At Create Digital Music, Peter Kirn blogs about all kinds of electronic and computer-based music tools, ranging from newly-announced keyboards to tips on running Ableton Live--generally the bleeding edge of digital sound technology. I like reading CDM not only for the news that applies to my own projects, but also because it's a peek into a musical world where I don't spend much time: that of the visualized DJ/sample-based laptop musician. I've had Peter's book, Real World Digital Music, for a few months now, and I recommend it for much the same reasons. It's a little biased towards that type of modern electronic artist, but it's also a good reference that beginners can use.
The book starts all the way back at the physics of sound, from compression and rarefraction to harmonic overtones. From there it moves quickly through the basics of converting analog to digital, setting up a studio, and preparing a computer for audio production. From that point, Kirn begins to get more specific on different kinds of digital production, such as loop-based arrangement, MIDI, synthesis, and traditional DAWs. These chapters are pretty comprehensive, especially considering the wide field of different software and situations that are involved. I was pleasantly surprised to see an entire chapter on different types of microphones and miking techniques for a variety of instruments, since I think that's one of the more difficult tasks for an amateur musician. Likewise, the guide to different effects is well-written and logically-sorted, with plenty of illustrations.
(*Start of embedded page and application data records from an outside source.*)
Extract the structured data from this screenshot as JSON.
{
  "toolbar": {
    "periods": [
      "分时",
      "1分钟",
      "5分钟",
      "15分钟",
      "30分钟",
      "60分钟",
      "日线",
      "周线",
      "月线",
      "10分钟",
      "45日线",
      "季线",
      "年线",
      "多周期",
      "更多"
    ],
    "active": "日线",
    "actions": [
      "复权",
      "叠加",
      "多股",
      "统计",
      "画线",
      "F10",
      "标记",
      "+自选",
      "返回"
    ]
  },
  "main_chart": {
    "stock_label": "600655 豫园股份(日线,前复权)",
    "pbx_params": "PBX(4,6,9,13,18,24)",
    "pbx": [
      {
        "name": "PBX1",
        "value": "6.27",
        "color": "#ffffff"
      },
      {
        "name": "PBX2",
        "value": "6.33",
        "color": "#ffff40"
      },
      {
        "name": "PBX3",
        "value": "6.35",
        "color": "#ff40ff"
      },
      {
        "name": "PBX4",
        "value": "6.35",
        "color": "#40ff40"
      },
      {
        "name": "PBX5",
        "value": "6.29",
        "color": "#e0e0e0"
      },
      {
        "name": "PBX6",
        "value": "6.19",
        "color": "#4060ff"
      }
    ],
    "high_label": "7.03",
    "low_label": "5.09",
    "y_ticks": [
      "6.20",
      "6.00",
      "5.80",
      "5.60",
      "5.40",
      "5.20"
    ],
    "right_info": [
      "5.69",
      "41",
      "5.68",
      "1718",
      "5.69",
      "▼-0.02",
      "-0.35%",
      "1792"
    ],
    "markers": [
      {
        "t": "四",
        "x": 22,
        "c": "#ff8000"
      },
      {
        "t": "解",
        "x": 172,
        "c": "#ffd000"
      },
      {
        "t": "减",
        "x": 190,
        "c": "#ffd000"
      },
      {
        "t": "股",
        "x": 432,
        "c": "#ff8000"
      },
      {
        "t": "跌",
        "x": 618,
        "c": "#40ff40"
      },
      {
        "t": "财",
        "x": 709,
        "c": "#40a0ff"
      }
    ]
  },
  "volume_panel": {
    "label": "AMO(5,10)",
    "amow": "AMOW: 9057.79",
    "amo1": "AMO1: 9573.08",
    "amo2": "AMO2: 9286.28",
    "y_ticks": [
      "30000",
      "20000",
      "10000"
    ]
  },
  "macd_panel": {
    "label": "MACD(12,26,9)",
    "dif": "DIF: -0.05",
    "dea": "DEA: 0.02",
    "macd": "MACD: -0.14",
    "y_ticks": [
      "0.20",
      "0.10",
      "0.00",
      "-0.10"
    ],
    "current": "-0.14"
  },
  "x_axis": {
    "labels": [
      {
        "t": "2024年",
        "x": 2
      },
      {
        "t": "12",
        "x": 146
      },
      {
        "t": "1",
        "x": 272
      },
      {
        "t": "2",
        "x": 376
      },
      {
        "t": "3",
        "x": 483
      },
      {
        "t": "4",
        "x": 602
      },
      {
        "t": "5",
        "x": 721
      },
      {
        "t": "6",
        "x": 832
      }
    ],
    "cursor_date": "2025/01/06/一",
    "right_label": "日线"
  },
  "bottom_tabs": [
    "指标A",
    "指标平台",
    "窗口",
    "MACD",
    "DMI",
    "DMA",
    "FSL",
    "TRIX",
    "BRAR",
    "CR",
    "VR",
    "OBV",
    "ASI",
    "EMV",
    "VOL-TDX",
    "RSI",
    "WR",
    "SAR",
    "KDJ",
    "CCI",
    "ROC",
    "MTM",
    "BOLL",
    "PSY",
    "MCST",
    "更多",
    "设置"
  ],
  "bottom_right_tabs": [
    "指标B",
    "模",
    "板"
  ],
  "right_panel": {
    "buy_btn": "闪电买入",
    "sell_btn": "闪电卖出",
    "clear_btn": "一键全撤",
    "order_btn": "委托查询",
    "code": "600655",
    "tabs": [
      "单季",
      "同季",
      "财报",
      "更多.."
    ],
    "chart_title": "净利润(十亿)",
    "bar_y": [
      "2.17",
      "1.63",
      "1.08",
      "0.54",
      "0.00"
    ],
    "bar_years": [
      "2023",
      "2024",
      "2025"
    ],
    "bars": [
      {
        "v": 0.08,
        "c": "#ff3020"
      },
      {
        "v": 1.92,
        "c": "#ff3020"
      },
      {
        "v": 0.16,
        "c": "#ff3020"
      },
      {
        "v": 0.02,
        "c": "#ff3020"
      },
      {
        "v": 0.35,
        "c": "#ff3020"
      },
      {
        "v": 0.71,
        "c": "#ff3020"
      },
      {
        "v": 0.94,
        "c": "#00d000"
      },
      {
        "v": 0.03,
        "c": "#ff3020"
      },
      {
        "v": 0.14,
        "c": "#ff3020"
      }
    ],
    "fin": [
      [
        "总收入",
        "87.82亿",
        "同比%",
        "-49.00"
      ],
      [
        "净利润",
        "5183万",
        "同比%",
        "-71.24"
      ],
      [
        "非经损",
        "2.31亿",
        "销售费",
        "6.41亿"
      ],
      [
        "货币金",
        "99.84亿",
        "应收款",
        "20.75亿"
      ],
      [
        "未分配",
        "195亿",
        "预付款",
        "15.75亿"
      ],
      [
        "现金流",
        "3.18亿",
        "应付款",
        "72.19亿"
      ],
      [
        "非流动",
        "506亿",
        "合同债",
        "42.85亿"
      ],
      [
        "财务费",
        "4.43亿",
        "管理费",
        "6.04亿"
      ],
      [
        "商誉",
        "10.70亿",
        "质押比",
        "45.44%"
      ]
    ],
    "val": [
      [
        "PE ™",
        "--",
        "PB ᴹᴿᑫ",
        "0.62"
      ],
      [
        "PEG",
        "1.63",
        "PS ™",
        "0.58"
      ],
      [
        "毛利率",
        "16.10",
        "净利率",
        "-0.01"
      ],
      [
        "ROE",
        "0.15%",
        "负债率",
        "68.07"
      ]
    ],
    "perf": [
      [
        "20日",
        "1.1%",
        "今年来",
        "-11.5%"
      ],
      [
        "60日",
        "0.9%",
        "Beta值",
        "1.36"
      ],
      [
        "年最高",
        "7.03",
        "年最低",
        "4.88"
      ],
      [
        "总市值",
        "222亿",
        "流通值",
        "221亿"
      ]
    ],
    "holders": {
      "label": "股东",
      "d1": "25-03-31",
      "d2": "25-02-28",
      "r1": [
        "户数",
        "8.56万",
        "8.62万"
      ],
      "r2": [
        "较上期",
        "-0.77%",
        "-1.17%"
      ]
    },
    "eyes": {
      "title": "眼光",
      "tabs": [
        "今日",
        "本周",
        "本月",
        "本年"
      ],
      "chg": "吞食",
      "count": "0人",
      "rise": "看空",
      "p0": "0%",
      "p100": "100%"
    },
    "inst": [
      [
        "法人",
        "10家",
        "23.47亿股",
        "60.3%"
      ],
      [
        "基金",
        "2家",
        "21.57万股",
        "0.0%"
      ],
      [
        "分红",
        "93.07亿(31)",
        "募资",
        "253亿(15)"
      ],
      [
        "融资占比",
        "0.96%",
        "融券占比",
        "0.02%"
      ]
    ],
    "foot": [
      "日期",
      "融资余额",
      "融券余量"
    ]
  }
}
The last three chapters of the book are more niche-oriented. They cover creating printed scores, scoring video, and performing live. I hesitate to say that these were unnecessary, and they fit with the book's theme of being a broad guide to all things digital. But there are areas that I would have preferred to see more in depth--more detail about EQ for different instruments, for example. Still, I'm nitpicking about areas that other, analog-oriented guides probably have covered. This is a clear, thoughtful text, and it's made more practical by the inclusion of a DVD containing a load of free software, such as a demo of Ableton Live that can be used for many of the book's examples. Most of them are free downloads if readers search them out, but having them collected is very nice.
In the end, I think Real World Digital Audio is a good introduction to computer-based sound production. Although it's aimed at musicians (and perhaps musicians aspiring to a very particular niche of music-making), most of the text doesn't require a theoretical background. In fact, I'm considering using it as a reference when teaching other colleagues at the World Bank Institute, due mainly to the way it covers both the basics and intermediate topics without talking down to the reader. It's a good starter text, even accounting for the chapters most people will never use.